Page and application data records:

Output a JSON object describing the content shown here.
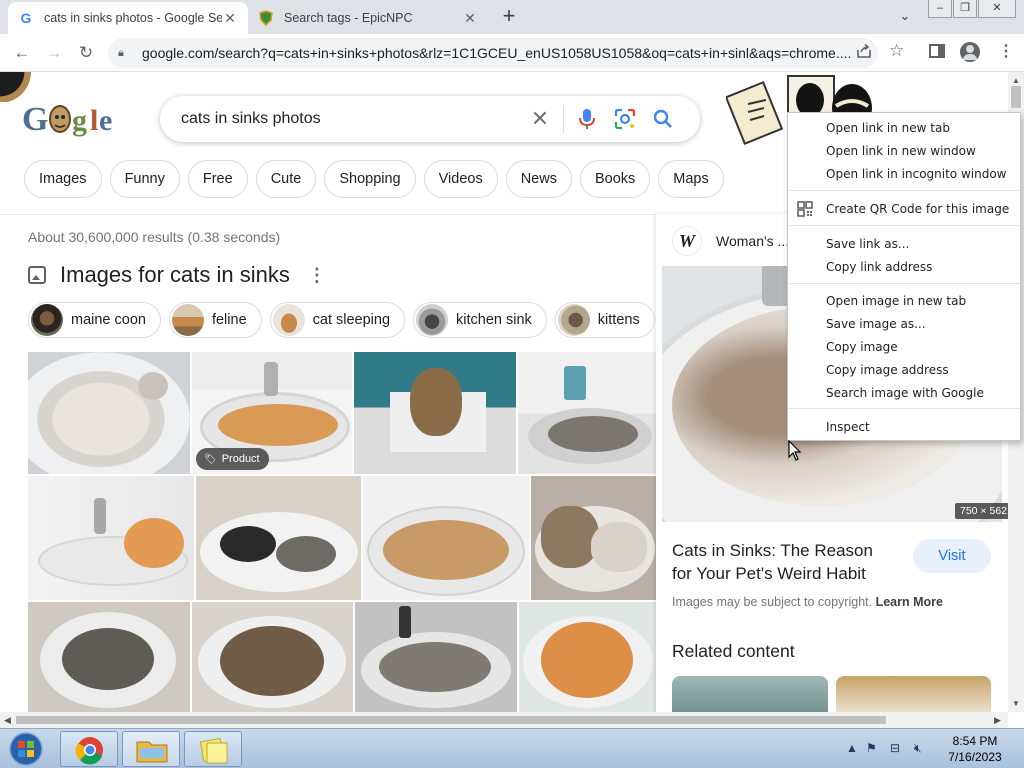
{
  "browser": {
    "tabs": [
      {
        "title": "cats in sinks photos - Google Se",
        "icon": "google-g-icon",
        "active": true
      },
      {
        "title": "Search tags - EpicNPC",
        "icon": "shield-icon",
        "active": false
      }
    ],
    "new_tab_symbol": "+",
    "url": "google.com/search?q=cats+in+sinks+photos&rlz=1C1GCEU_enUS1058US1058&oq=cats+in+sinl&aqs=chrome...."
  },
  "google": {
    "query": "cats in sinks photos",
    "filter_chips": [
      "Images",
      "Funny",
      "Free",
      "Cute",
      "Shopping",
      "Videos",
      "News",
      "Books",
      "Maps"
    ],
    "results_stats": "About 30,600,000 results (0.38 seconds)",
    "images_heading": "Images for cats in sinks",
    "refine_chips": [
      "maine coon",
      "feline",
      "cat sleeping",
      "kitchen sink",
      "kittens"
    ],
    "product_badge": "Product"
  },
  "panel": {
    "source_initial": "W",
    "source_name": "Woman's ...",
    "dimensions": "750 × 562",
    "title": "Cats in Sinks: The Reason for Your Pet's Weird Habit",
    "visit_label": "Visit",
    "copyright_text": "Images may be subject to copyright.",
    "learn_more": "Learn More",
    "related_heading": "Related content"
  },
  "context_menu": {
    "items": [
      "Open link in new tab",
      "Open link in new window",
      "Open link in incognito window",
      "Create QR Code for this image",
      "Save link as...",
      "Copy link address",
      "Open image in new tab",
      "Save image as...",
      "Copy image",
      "Copy image address",
      "Search image with Google",
      "Inspect"
    ]
  },
  "taskbar": {
    "time": "8:54 PM",
    "date": "7/16/2023"
  },
  "colors": {
    "accent_blue": "#1a73e8",
    "chip_border": "#dadce0",
    "tabbar": "#dee1e6"
  }
}
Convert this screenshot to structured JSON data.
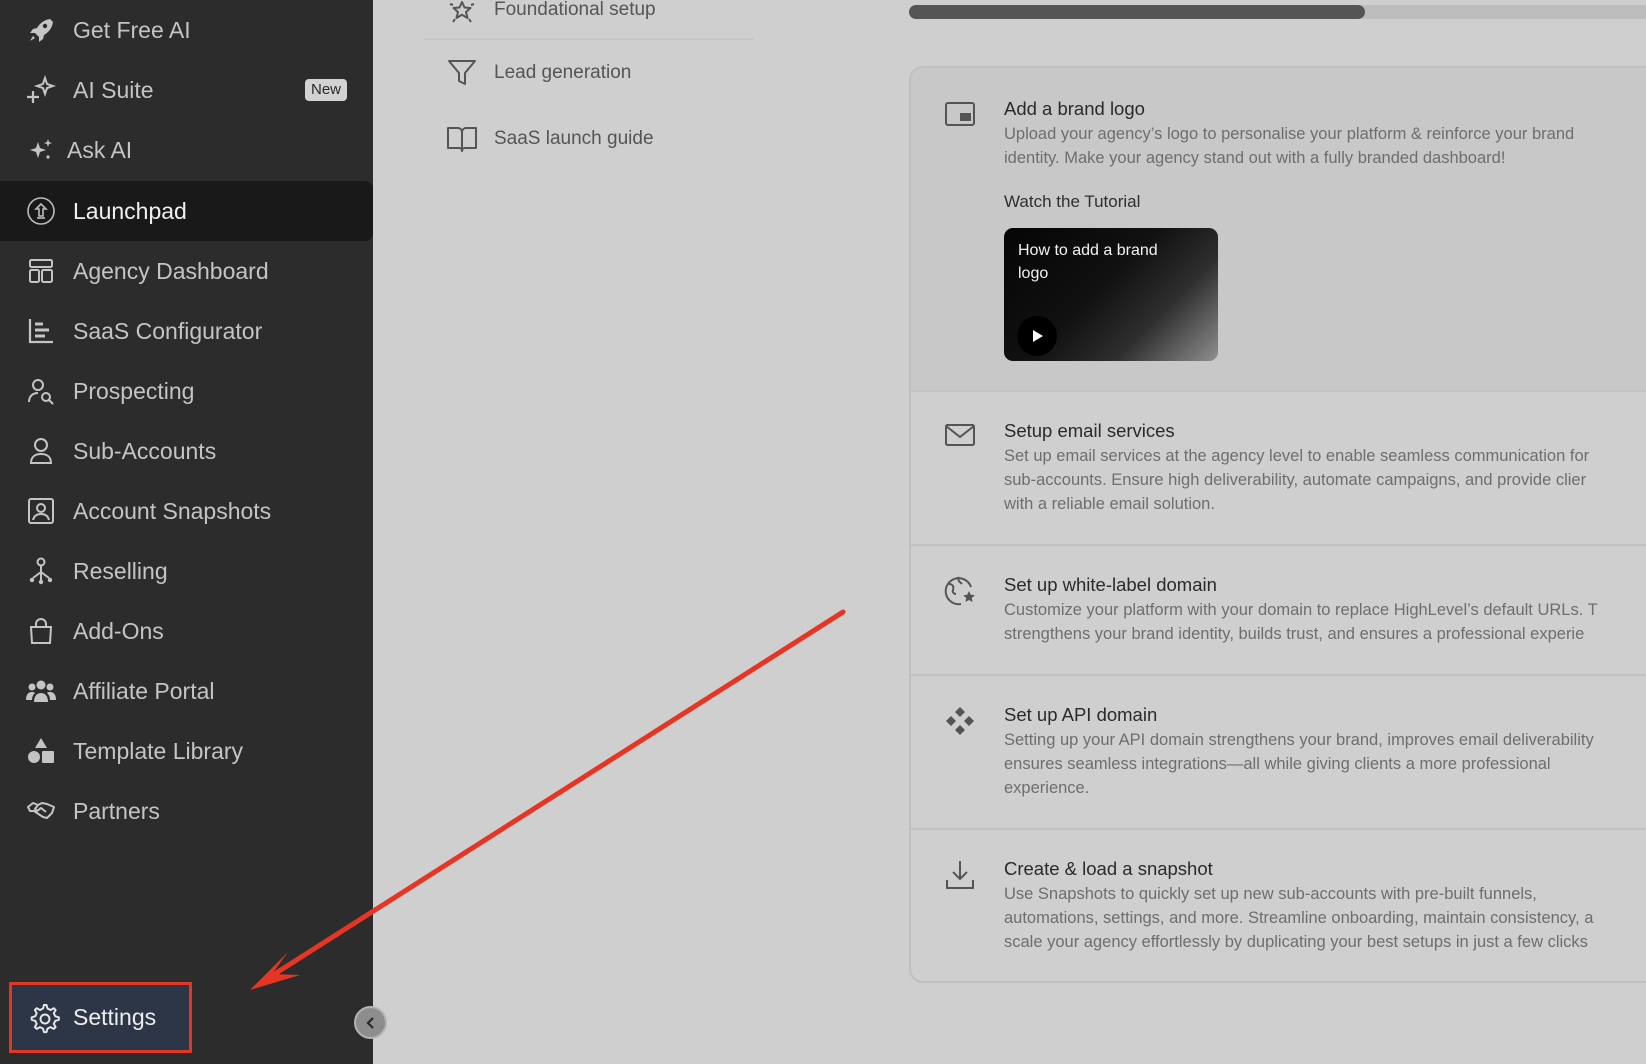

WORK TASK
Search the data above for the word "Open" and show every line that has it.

RESPONSE AREA
      "Open link in new tab",
      "Open link in new window",
      "Open link in incognito window",
      "Open image in new tab",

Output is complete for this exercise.